*Data shown*
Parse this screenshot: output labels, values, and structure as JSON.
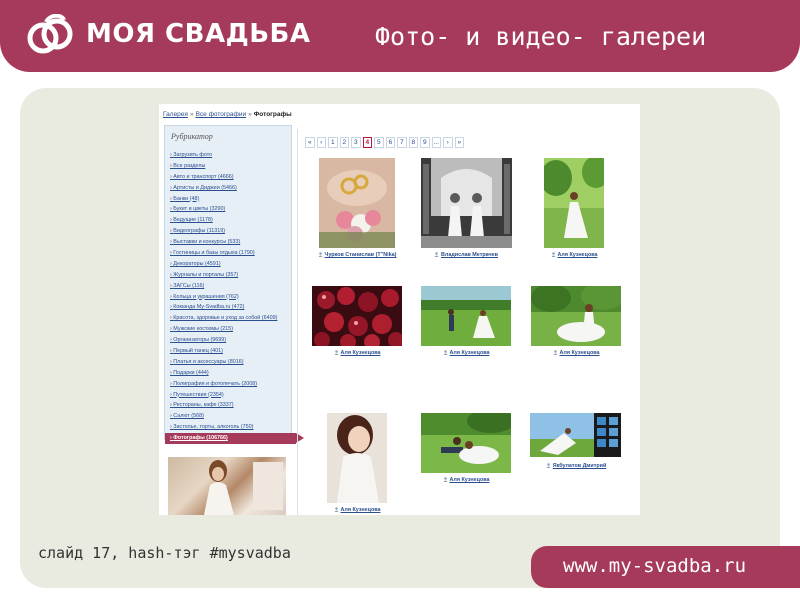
{
  "header": {
    "brand": "МОЯ СВАДЬБА",
    "title": "Фото-  и видео- галереи",
    "color": "#a63a5a"
  },
  "breadcrumb": {
    "items": [
      "Галерея",
      "Все фотографии",
      "Фотографы"
    ],
    "separator": "»"
  },
  "sidebar": {
    "title": "Рубрикатор",
    "items": [
      "Загрузить фото",
      "Все разделы",
      "Авто и транспорт (4666)",
      "Артисты и Диджеи (5466)",
      "Банки (48)",
      "Букет и цветы (3290)",
      "Ведущие (1178)",
      "Видеографы (11319)",
      "Выставки и конкурсы (533)",
      "Гостиницы и базы отдыха (1790)",
      "Декораторы (4591)",
      "Журналы и порталы (357)",
      "ЗАГСы (116)",
      "Кольца и украшения (762)",
      "Команда My-Svadba.ru (472)",
      "Красота, здоровье и уход за собой (6409)",
      "Мужские костюмы (215)",
      "Организаторы (9699)",
      "Первый танец (401)",
      "Платья и аксессуары (8016)",
      "Подарки (444)",
      "Полиграфия и фотопечать (2008)",
      "Путешествия (2354)",
      "Рестораны, кафе (3337)",
      "Салют (568)",
      "Застолье, торты, алкоголь (750)",
      "Фотографы (106766)"
    ],
    "active_index": 26
  },
  "pager": {
    "items": [
      "«",
      "‹",
      "1",
      "2",
      "3",
      "4",
      "5",
      "6",
      "7",
      "8",
      "9",
      "...",
      "›",
      "»"
    ],
    "current": "4"
  },
  "gallery": [
    {
      "author": "Чурков Станислав (Т\"Nika)"
    },
    {
      "author": "Владислав Метрачев"
    },
    {
      "author": "Аля Кузнецова"
    },
    {
      "author": "Аля Кузнецова"
    },
    {
      "author": "Аля Кузнецова"
    },
    {
      "author": "Аля Кузнецова"
    },
    {
      "author": "Аля Кузнецова"
    },
    {
      "author": "Аля Кузнецова"
    },
    {
      "author": "Якбулатов Дмитрий"
    }
  ],
  "footer": {
    "note": "слайд 17, hash-тэг #mysvadba",
    "url": "www.my-svadba.ru"
  }
}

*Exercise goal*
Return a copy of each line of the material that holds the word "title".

*Response*
    "title": "Фото-  и видео- галереи",
    "title": "Рубрикатор",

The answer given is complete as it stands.